Media release by Burmese Rohingya Organisation UK
Burmese Rohingya Organisation UK (BROUK) is concerned that the lack of international condemnation of the disenfranchisement of the Rohingya in Sunday’s election will encourage further human rights violations against the Rohingya people.
Not only has the international community been largely silent about the fact that Rohingya have been disenfranchised from the election, but international governments and organisations, including the European Union, have even been assisting the government of Burma and the government appointed Union Election Commission (UEC) in the holding of this discriminatory election.
“The disenfranchisement of the Rohingya in this election is another part of the genocide against us, and it’s being done with international assistance instead of condemnation,” said Tun Khin, President of the Burmese Rohingya Organisations UK. “The message the international community is sending to the government of Burma is that they can commit human rights violations against the Rohingya and not just get away with it, they will even still get international support. This encourages the government to carry on denying our rights and discriminating against us.”
State Counsellor Daw Aung San Suu Kyi decided to keep in place the ban on Rohingya voting in the election, and the UEC, appointed by her government, has continued the policy of barring Rohingya parties and candidates from standing in the election.

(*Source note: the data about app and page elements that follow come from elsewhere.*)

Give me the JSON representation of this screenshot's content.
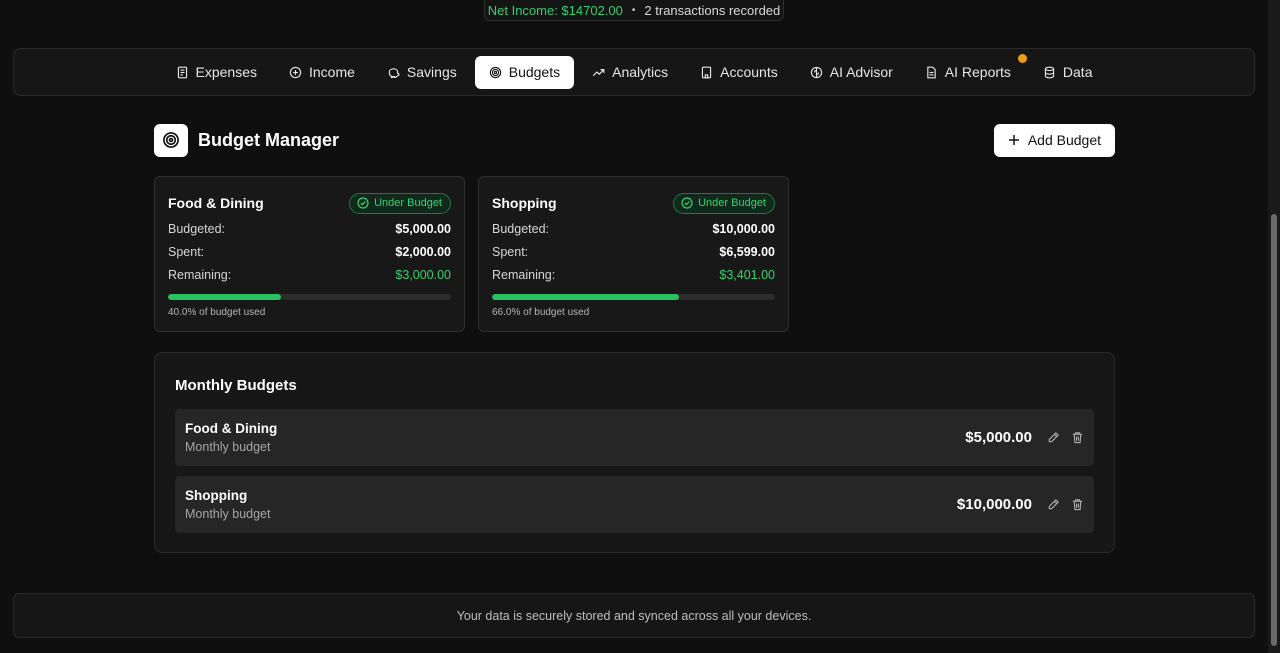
{
  "summary": {
    "net_income": "Net Income: $14702.00",
    "separator": "•",
    "transactions": "2 transactions recorded"
  },
  "nav": {
    "tabs": [
      {
        "label": "Expenses",
        "icon": "receipt-icon"
      },
      {
        "label": "Income",
        "icon": "plus-circle-icon"
      },
      {
        "label": "Savings",
        "icon": "piggy-bank-icon"
      },
      {
        "label": "Budgets",
        "icon": "target-icon",
        "active": true
      },
      {
        "label": "Analytics",
        "icon": "trending-up-icon"
      },
      {
        "label": "Accounts",
        "icon": "building-icon"
      },
      {
        "label": "AI Advisor",
        "icon": "brain-icon"
      },
      {
        "label": "AI Reports",
        "icon": "file-text-icon",
        "badge": true
      },
      {
        "label": "Data",
        "icon": "database-icon"
      }
    ]
  },
  "page": {
    "title": "Budget Manager",
    "add_button": "Add Budget"
  },
  "labels": {
    "budgeted": "Budgeted:",
    "spent": "Spent:",
    "remaining": "Remaining:"
  },
  "cards": [
    {
      "name": "Food & Dining",
      "status": "Under Budget",
      "budgeted": "$5,000.00",
      "spent": "$2,000.00",
      "remaining": "$3,000.00",
      "used_fraction": 0.4,
      "used_text": "40.0% of budget used"
    },
    {
      "name": "Shopping",
      "status": "Under Budget",
      "budgeted": "$10,000.00",
      "spent": "$6,599.00",
      "remaining": "$3,401.00",
      "used_fraction": 0.66,
      "used_text": "66.0% of budget used"
    }
  ],
  "monthly": {
    "title": "Monthly Budgets",
    "items": [
      {
        "name": "Food & Dining",
        "sub": "Monthly budget",
        "amount": "$5,000.00"
      },
      {
        "name": "Shopping",
        "sub": "Monthly budget",
        "amount": "$10,000.00"
      }
    ]
  },
  "footer": {
    "text": "Your data is securely stored and synced across all your devices."
  },
  "colors": {
    "accent_green": "#22c55e",
    "badge_orange": "#f59e0b",
    "background": "#0f0f0f"
  }
}
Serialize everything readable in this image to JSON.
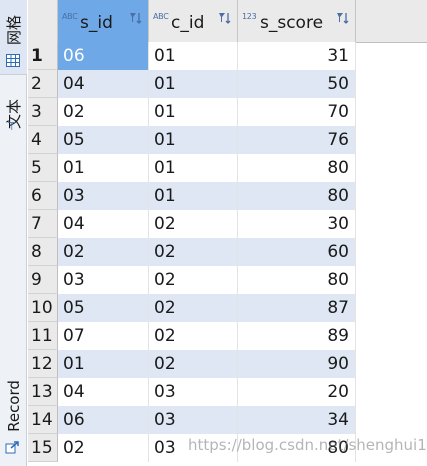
{
  "side_tabs": {
    "grid": "网格",
    "text": "文本",
    "record": "Record"
  },
  "columns": [
    {
      "type": "ABC",
      "name": "s_id"
    },
    {
      "type": "ABC",
      "name": "c_id"
    },
    {
      "type": "123",
      "name": "s_score"
    }
  ],
  "rows": [
    {
      "n": "1",
      "s_id": "06",
      "c_id": "01",
      "s_score": "31"
    },
    {
      "n": "2",
      "s_id": "04",
      "c_id": "01",
      "s_score": "50"
    },
    {
      "n": "3",
      "s_id": "02",
      "c_id": "01",
      "s_score": "70"
    },
    {
      "n": "4",
      "s_id": "05",
      "c_id": "01",
      "s_score": "76"
    },
    {
      "n": "5",
      "s_id": "01",
      "c_id": "01",
      "s_score": "80"
    },
    {
      "n": "6",
      "s_id": "03",
      "c_id": "01",
      "s_score": "80"
    },
    {
      "n": "7",
      "s_id": "04",
      "c_id": "02",
      "s_score": "30"
    },
    {
      "n": "8",
      "s_id": "02",
      "c_id": "02",
      "s_score": "60"
    },
    {
      "n": "9",
      "s_id": "03",
      "c_id": "02",
      "s_score": "80"
    },
    {
      "n": "10",
      "s_id": "05",
      "c_id": "02",
      "s_score": "87"
    },
    {
      "n": "11",
      "s_id": "07",
      "c_id": "02",
      "s_score": "89"
    },
    {
      "n": "12",
      "s_id": "01",
      "c_id": "02",
      "s_score": "90"
    },
    {
      "n": "13",
      "s_id": "04",
      "c_id": "03",
      "s_score": "20"
    },
    {
      "n": "14",
      "s_id": "06",
      "c_id": "03",
      "s_score": "34"
    },
    {
      "n": "15",
      "s_id": "02",
      "c_id": "03",
      "s_score": "80"
    }
  ],
  "selection": {
    "row": 1,
    "column": "s_id"
  },
  "watermark": "https://blog.csdn.net/shenghui1",
  "colors": {
    "selected": "#6fa8e6",
    "stripe": "#dfe7f4",
    "header": "#eaeaea"
  },
  "icons": {
    "grid_tab": "grid-icon",
    "text_tab": "text-format-icon",
    "record_tab": "record-icon",
    "sort": "sort-filter-icon"
  }
}
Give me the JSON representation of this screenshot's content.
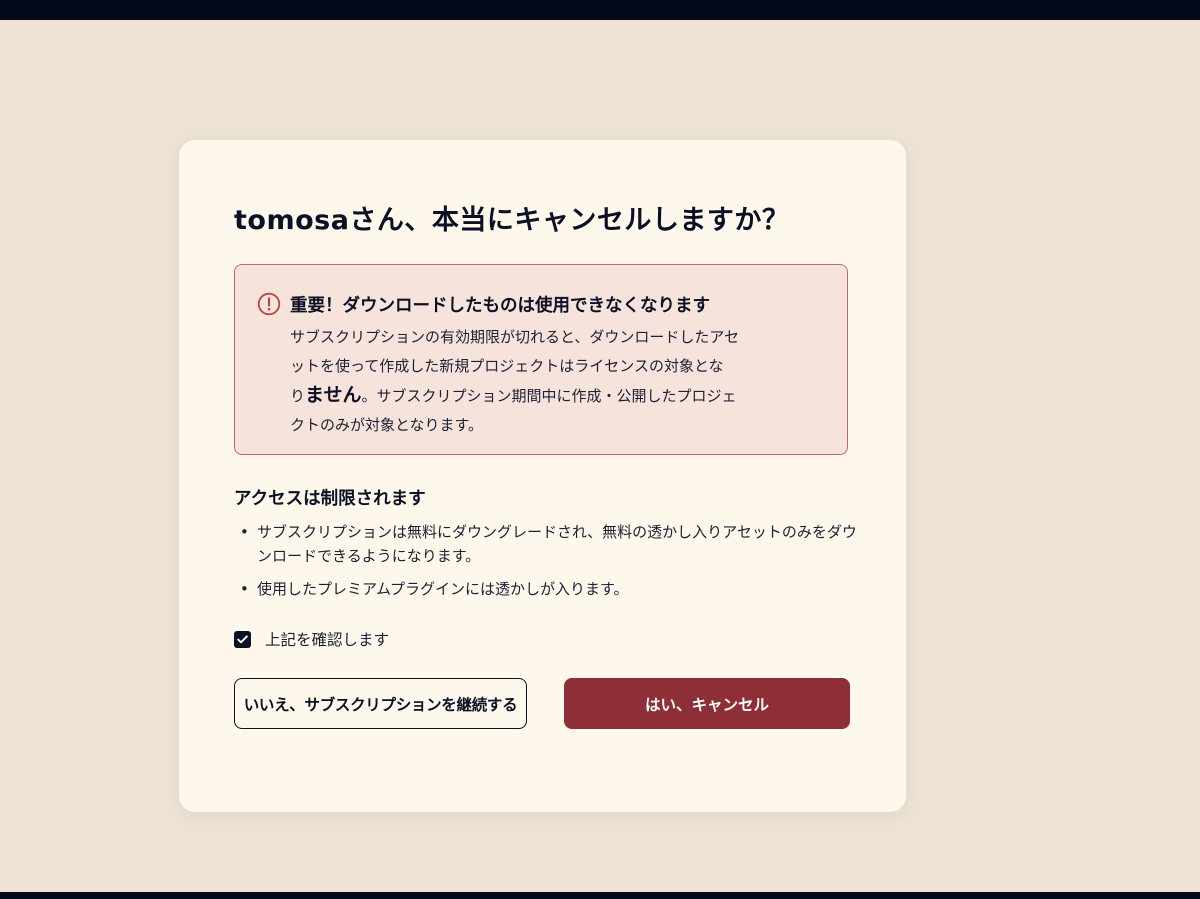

Those engaged in anti-Rohingya and anti-Muslim hate speech inciting hatred and violence face no legal consequences.
“It is clear that Myanmar’s elections will be unfree, unfair and un-democratic”, Tun Khin said. “The disenfranchisement of the Rohingya is the most extreme example, but other ethnic and religion groups are also facing mass disenfranchisement. By supporting this election, the international community seem to be saying ethnic rights don’t matter. As long as the situation improves for the mainly Buddhist Bamar majority, that is good enough for them.”
Barring Rohingya from voting in the election is also a violation of the provisional measures ordered by the International Court of Justice. The denial of our identity and rights, including the right to vote, is part of the genocide against the Rohingya people.
“If the response of the international community to this election is to welcome it, and only add a small caveat at the end of a statement expressing disappointment that Rohingya were excluded, that is a green light to Aung San Suu Kyi to keep discriminating against us,” said Tun Khin. “The international community must state clearly that disenfranchisement of the Rohingya and other minorities from the election is completely unacceptable and that they will provide no support to future elections as long as this discrimination continues.”